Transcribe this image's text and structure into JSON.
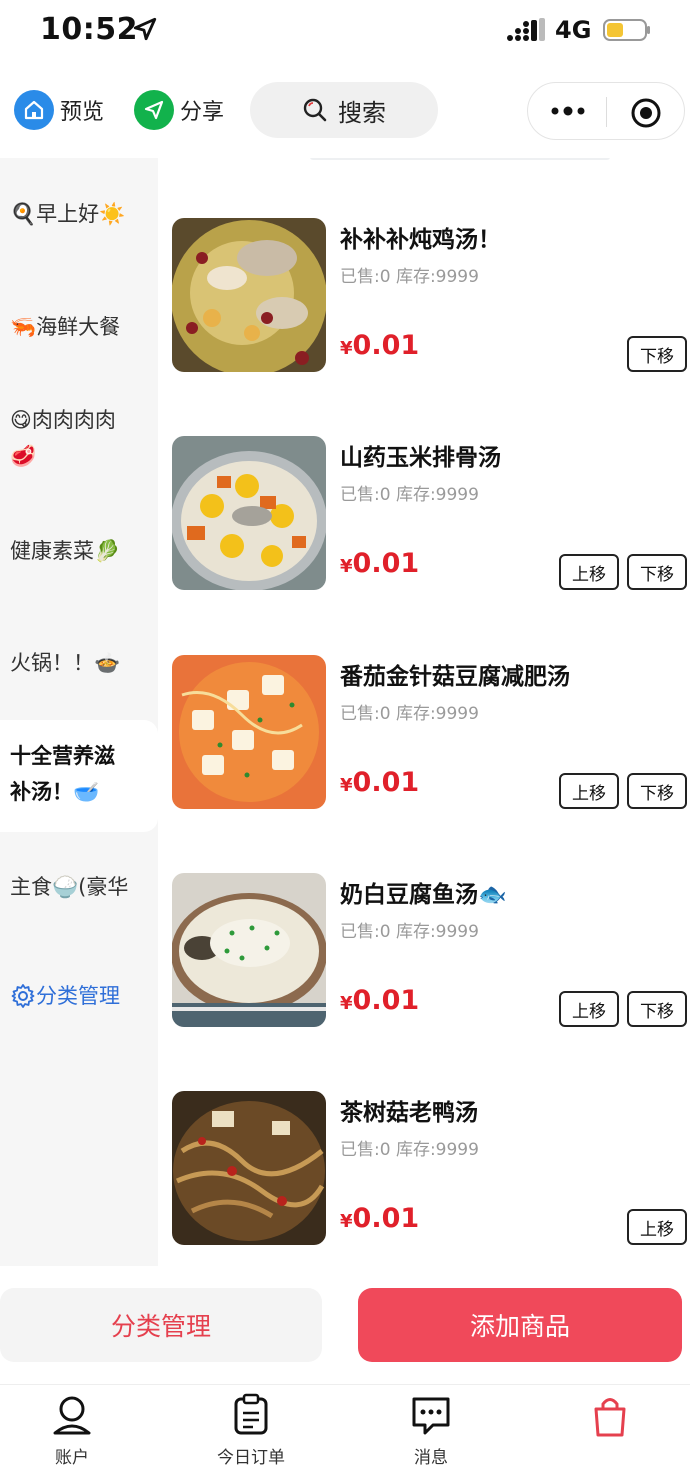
{
  "status_bar": {
    "time": "10:52",
    "network": "4G"
  },
  "top_bar": {
    "preview_label": "预览",
    "share_label": "分享",
    "search_label": "搜索"
  },
  "sidebar": {
    "items": [
      {
        "label": "🍳早上好☀️",
        "active": false
      },
      {
        "label": "🦐海鲜大餐",
        "active": false
      },
      {
        "label": "😋肉肉肉肉",
        "label2": "🥩",
        "active": false
      },
      {
        "label": "健康素菜🥬",
        "active": false
      },
      {
        "label": "火锅！！🍲",
        "active": false
      },
      {
        "label": "十全营养滋",
        "label2": "补汤！🥣",
        "active": true
      },
      {
        "label": "主食🍚(豪华",
        "active": false
      }
    ],
    "manage_label": "分类管理"
  },
  "products": [
    {
      "name": "补补补炖鸡汤！",
      "sold": "已售:0",
      "stock": "库存:9999",
      "currency": "¥",
      "price": "0.01",
      "up_label": "",
      "down_label": "下移"
    },
    {
      "name": "山药玉米排骨汤",
      "sold": "已售:0",
      "stock": "库存:9999",
      "currency": "¥",
      "price": "0.01",
      "up_label": "上移",
      "down_label": "下移"
    },
    {
      "name": "番茄金针菇豆腐减肥汤",
      "sold": "已售:0",
      "stock": "库存:9999",
      "currency": "¥",
      "price": "0.01",
      "up_label": "上移",
      "down_label": "下移"
    },
    {
      "name": "奶白豆腐鱼汤🐟",
      "sold": "已售:0",
      "stock": "库存:9999",
      "currency": "¥",
      "price": "0.01",
      "up_label": "上移",
      "down_label": "下移"
    },
    {
      "name": "茶树菇老鸭汤",
      "sold": "已售:0",
      "stock": "库存:9999",
      "currency": "¥",
      "price": "0.01",
      "up_label": "上移",
      "down_label": ""
    }
  ],
  "action_bar": {
    "category_manage_label": "分类管理",
    "add_product_label": "添加商品"
  },
  "tab_bar": {
    "tabs": [
      {
        "label": "账户",
        "icon": "user-icon"
      },
      {
        "label": "今日订单",
        "icon": "clipboard-icon"
      },
      {
        "label": "消息",
        "icon": "chat-icon"
      },
      {
        "label": "",
        "icon": "shopping-bag-icon"
      }
    ]
  },
  "colors": {
    "price": "#e0202a",
    "primary": "#f0495a",
    "link": "#2f6fd8",
    "preview_icon": "#2a8be8",
    "share_icon": "#12b24c"
  }
}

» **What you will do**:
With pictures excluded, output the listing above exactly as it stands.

» **Response**:
Transcribe this image's text and structure into JSON.
{
  "status_bar": {
    "time": "10:52",
    "network": "4G"
  },
  "top_bar": {
    "preview_label": "预览",
    "share_label": "分享",
    "search_label": "搜索"
  },
  "sidebar": {
    "items": [
      {
        "label": "🍳早上好☀️",
        "active": false
      },
      {
        "label": "🦐海鲜大餐",
        "active": false
      },
      {
        "label": "😋肉肉肉肉",
        "label2": "🥩",
        "active": false
      },
      {
        "label": "健康素菜🥬",
        "active": false
      },
      {
        "label": "火锅！！🍲",
        "active": false
      },
      {
        "label": "十全营养滋",
        "label2": "补汤！🥣",
        "active": true
      },
      {
        "label": "主食🍚(豪华",
        "active": false
      }
    ],
    "manage_label": "分类管理"
  },
  "products": [
    {
      "name": "补补补炖鸡汤！",
      "sold": "已售:0",
      "stock": "库存:9999",
      "currency": "¥",
      "price": "0.01",
      "up_label": "",
      "down_label": "下移"
    },
    {
      "name": "山药玉米排骨汤",
      "sold": "已售:0",
      "stock": "库存:9999",
      "currency": "¥",
      "price": "0.01",
      "up_label": "上移",
      "down_label": "下移"
    },
    {
      "name": "番茄金针菇豆腐减肥汤",
      "sold": "已售:0",
      "stock": "库存:9999",
      "currency": "¥",
      "price": "0.01",
      "up_label": "上移",
      "down_label": "下移"
    },
    {
      "name": "奶白豆腐鱼汤🐟",
      "sold": "已售:0",
      "stock": "库存:9999",
      "currency": "¥",
      "price": "0.01",
      "up_label": "上移",
      "down_label": "下移"
    },
    {
      "name": "茶树菇老鸭汤",
      "sold": "已售:0",
      "stock": "库存:9999",
      "currency": "¥",
      "price": "0.01",
      "up_label": "上移",
      "down_label": ""
    }
  ],
  "action_bar": {
    "category_manage_label": "分类管理",
    "add_product_label": "添加商品"
  },
  "tab_bar": {
    "tabs": [
      {
        "label": "账户",
        "icon": "user-icon"
      },
      {
        "label": "今日订单",
        "icon": "clipboard-icon"
      },
      {
        "label": "消息",
        "icon": "chat-icon"
      },
      {
        "label": "",
        "icon": "shopping-bag-icon"
      }
    ]
  },
  "colors": {
    "price": "#e0202a",
    "primary": "#f0495a",
    "link": "#2f6fd8",
    "preview_icon": "#2a8be8",
    "share_icon": "#12b24c"
  }
}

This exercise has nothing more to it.